Bibliotherapy, Poetry, ERB Editor Chris Smith,
Dominique Gilliard, MORE
These podcasts can be downloaded from the iTunes store
or from the links below.
[easyazon_image align=”left” height=”250″ identifier=”083084449X” locale=”US” src=”http://englewoodreview.org/wp-content/uploads/2018/07/51lA8LjrxeL.jpg” tag=”douloschristo-20″ width=”162″]ERB editor Chris Smith was recently a guest on [easyazon_link identifier=”0830846271″ locale=”US” tag=”douloschristo-20″]Casey Tygrett[/easyazon_link]’s new OtherWISE podcast. Casey’s book Becoming Curious was one of our best books of 2017, and Casey’s curiosity is splendidly reflected in this new podcast about wisdom.
Chris and Casey talk about Chris’s recent book [easyazon_link identifier=”083084449X” locale=”US” tag=”douloschristo-20″]Reading for the Common Good: How Books Help Our Churches and Neighborhoods Flourish[/easyazon_link] and his forthcoming book on conversation, How the Body of Christ Talks. Specifically, they explore how reading, presence, and conversation can transform our communities and help us love our neighbor as ourselves.

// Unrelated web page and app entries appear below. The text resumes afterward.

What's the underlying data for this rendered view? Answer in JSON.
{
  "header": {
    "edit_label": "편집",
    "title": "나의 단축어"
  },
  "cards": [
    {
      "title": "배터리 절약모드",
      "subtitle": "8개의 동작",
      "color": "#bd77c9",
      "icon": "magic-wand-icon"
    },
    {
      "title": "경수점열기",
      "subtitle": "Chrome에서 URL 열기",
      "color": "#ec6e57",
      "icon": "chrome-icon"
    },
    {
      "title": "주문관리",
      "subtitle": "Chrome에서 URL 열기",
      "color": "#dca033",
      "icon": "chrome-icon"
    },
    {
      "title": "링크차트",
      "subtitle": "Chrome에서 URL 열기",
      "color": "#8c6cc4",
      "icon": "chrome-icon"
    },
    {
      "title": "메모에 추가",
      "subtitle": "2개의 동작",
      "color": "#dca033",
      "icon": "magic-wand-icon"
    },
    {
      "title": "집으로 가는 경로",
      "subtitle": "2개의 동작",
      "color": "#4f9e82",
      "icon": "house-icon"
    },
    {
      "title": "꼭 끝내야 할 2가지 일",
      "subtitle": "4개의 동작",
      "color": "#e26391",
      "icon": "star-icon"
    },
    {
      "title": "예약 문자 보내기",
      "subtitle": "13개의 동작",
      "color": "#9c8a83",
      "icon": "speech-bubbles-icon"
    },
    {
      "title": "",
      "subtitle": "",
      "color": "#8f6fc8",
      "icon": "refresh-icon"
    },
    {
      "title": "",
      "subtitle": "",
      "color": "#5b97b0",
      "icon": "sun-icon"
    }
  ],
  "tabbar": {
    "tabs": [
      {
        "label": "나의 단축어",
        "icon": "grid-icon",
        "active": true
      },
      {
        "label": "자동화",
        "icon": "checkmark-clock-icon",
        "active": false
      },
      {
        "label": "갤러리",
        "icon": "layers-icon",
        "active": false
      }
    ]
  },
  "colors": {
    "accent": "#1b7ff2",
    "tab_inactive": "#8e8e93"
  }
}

[easyazon_image align=”left” height=”250″ identifier=”1717355412″ locale=”US” src=”http://englewoodreview.org/wp-content/uploads/2018/07/51OmHUSjR5L.jpg” tag=”douloschristo-20″ width=”164″] I have recently been enjoying Anne Bogel‘s What Should I Read Next? Podcast. In one recent episode Anne talks with novelist and former social-worker Leigh Kramer about bibliotherapy and grief. Leigh and Anne find that grief is an essential underpinning in so many of their favorite stories, and they talk about why that is.

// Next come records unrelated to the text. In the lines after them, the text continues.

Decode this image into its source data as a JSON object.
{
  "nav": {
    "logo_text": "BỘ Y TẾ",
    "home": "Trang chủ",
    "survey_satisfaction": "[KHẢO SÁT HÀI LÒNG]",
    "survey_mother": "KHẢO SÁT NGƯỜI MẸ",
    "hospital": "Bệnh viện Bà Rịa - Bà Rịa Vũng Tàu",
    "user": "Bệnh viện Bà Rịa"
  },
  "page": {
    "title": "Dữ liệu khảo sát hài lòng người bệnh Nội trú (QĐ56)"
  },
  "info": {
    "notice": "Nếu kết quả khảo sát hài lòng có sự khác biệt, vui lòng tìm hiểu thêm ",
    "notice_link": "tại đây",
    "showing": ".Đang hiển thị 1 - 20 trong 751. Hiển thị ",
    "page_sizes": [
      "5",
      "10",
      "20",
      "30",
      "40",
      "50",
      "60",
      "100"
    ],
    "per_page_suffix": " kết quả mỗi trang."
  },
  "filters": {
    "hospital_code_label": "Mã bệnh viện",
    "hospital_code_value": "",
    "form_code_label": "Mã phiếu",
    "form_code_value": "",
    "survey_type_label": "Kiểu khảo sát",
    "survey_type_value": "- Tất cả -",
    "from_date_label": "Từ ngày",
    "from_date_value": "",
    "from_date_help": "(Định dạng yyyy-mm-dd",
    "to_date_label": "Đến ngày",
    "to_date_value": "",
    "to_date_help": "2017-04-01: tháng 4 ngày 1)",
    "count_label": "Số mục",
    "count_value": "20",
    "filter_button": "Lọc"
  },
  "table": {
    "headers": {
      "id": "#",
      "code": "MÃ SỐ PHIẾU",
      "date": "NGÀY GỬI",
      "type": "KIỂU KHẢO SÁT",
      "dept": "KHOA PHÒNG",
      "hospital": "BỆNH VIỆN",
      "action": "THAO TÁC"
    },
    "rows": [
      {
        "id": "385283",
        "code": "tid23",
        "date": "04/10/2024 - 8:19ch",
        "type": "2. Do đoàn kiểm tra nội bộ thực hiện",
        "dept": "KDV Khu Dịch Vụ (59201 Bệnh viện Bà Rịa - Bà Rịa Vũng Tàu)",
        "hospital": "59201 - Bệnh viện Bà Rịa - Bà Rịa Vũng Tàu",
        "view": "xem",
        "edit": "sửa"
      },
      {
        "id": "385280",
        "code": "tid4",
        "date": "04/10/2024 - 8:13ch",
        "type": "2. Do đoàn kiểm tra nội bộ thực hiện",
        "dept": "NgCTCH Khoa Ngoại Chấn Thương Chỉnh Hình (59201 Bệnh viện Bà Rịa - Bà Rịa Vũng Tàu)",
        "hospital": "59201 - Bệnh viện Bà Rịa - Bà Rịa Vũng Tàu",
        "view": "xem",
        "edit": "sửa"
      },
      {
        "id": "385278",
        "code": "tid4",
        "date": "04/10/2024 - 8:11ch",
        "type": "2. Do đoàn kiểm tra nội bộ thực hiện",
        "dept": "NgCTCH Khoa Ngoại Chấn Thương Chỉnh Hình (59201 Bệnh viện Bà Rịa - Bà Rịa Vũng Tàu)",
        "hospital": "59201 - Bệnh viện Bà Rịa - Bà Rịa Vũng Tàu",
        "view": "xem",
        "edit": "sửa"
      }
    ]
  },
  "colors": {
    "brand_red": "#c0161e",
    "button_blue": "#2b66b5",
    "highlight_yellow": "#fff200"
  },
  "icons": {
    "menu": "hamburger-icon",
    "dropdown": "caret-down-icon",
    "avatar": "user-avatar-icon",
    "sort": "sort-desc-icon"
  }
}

[easyazon_image align=”left” height=”250″ identifier=”0618919996″ locale=”US” src=”http://englewoodreview.org/wp-content/uploads/2018/07/51ClOk7DYDL.jpg” tag=”douloschristo-20″ width=”162″]NPR’s Fresh Air recently ran a retrospective look at the life and work of poet [easyazon_link keywords=”Donald Hall” locale=”US” tag=”douloschristo-20″]Donald Hall[/easyazon_link], who died recently. Hall “lived for most of his life in a 19th century farmhouse in rural New Hampshire and lived, by his own account, much longer than he or anyone else expected. About 30 years ago, Hall lost half his colon to cancer and began working on a memoir called “Life Work.” Midway through writing that memoir, his cancer reappeared and metastasized to his liver. His memoir ended just as his chemotherapy was about to begin. And doctors gave him a 1 in 3 chance of living more than five years. That was 25 years ago, in 1993.”

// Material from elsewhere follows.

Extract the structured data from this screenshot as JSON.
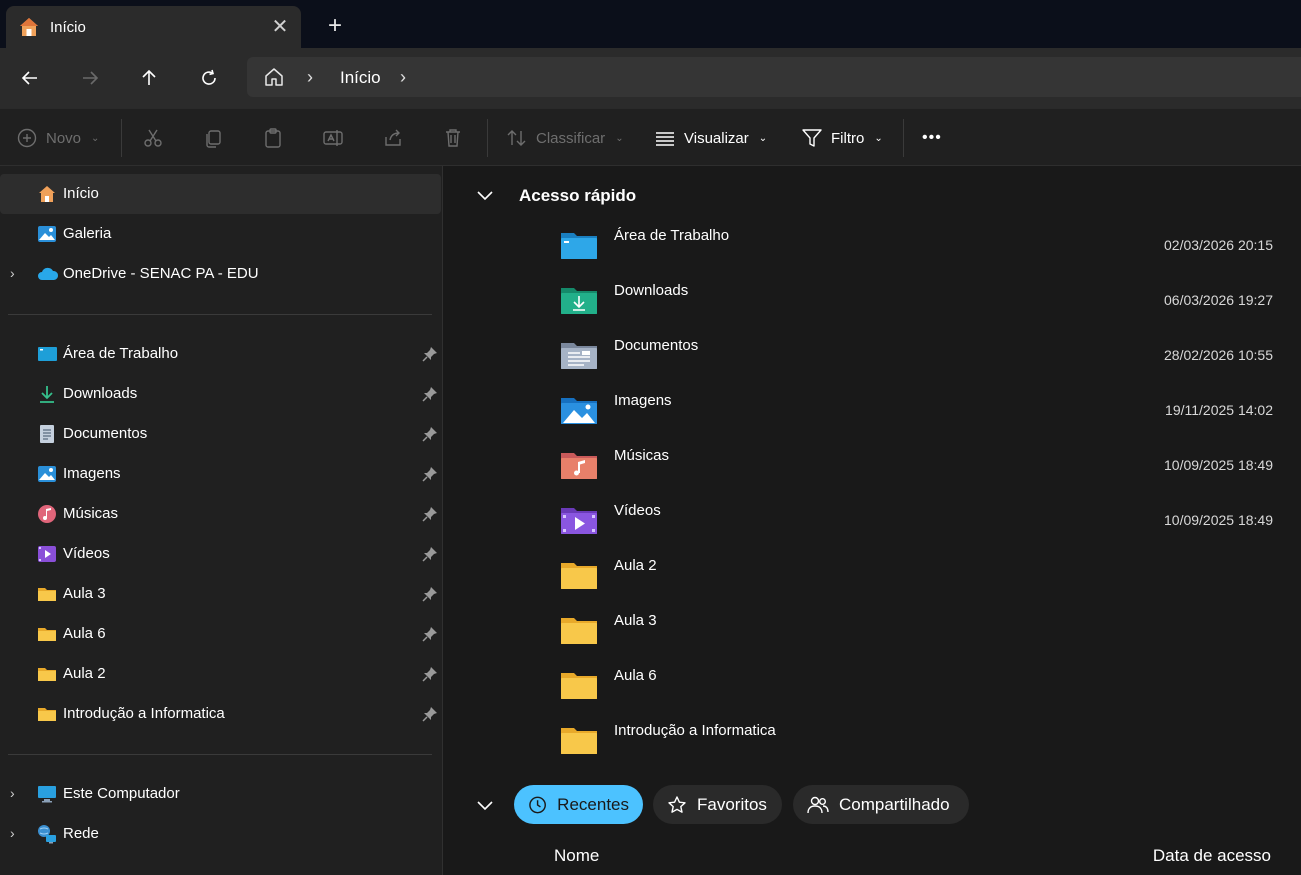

[easyazon_image align=”left” height=”250″ identifier=”0830845291″ locale=”US” src=”http://englewoodreview.org/wp-content/uploads/2018/07/41dTQ4qhrKL.jpg” tag=”douloschristo-20″ width=”162″]Dominique Gilliard, author of the excellent book [easyazon_link identifier=”0830845291″ locale=”US” tag=”douloschristo-20″]Rethinking Incarceration: Advocating for Justice That Restores[/easyazon_link], who we interviewed in our Lent 2018 magazine issue, is featured on the newest episode of the Seminary Dropout podcast. Gilliard explores the history and foundation of mass incarceration, examining Christianity’s role in its evolution and expansion. He then shows how Christians can pursue justice that restores and reconciles, offering creative solutions and highlighting innovative interventions.
[easyazon_image align=”left” height=”250″ identifier=”1931871116″ locale=”US” src=”http://englewoodreview.org/wp-content/uploads/2018/07/31s3Lvv5K2BL.jpg” tag=”douloschristo-20″ width=”164″]And finally, on one of my favorite culture podcasts, Strong Towns, host Chuck Marohn talks with David Rau, a New York-city based architect and Steve Mouzon, an architect and author of [easyazon_link identifier=”1931871116″ locale=”US” tag=”douloschristo-20″]The Original Green[/easyazon_link], discuss the past, present and future of American architecture. They contemplate what it means for a new generation to reject or forgive the design choices of previous generations, particularly in light of recent conversations about the removal of Confederate monuments in American cities. On a deeper level, this conversation is a poignant exploration of the interplay of tradition and innovation.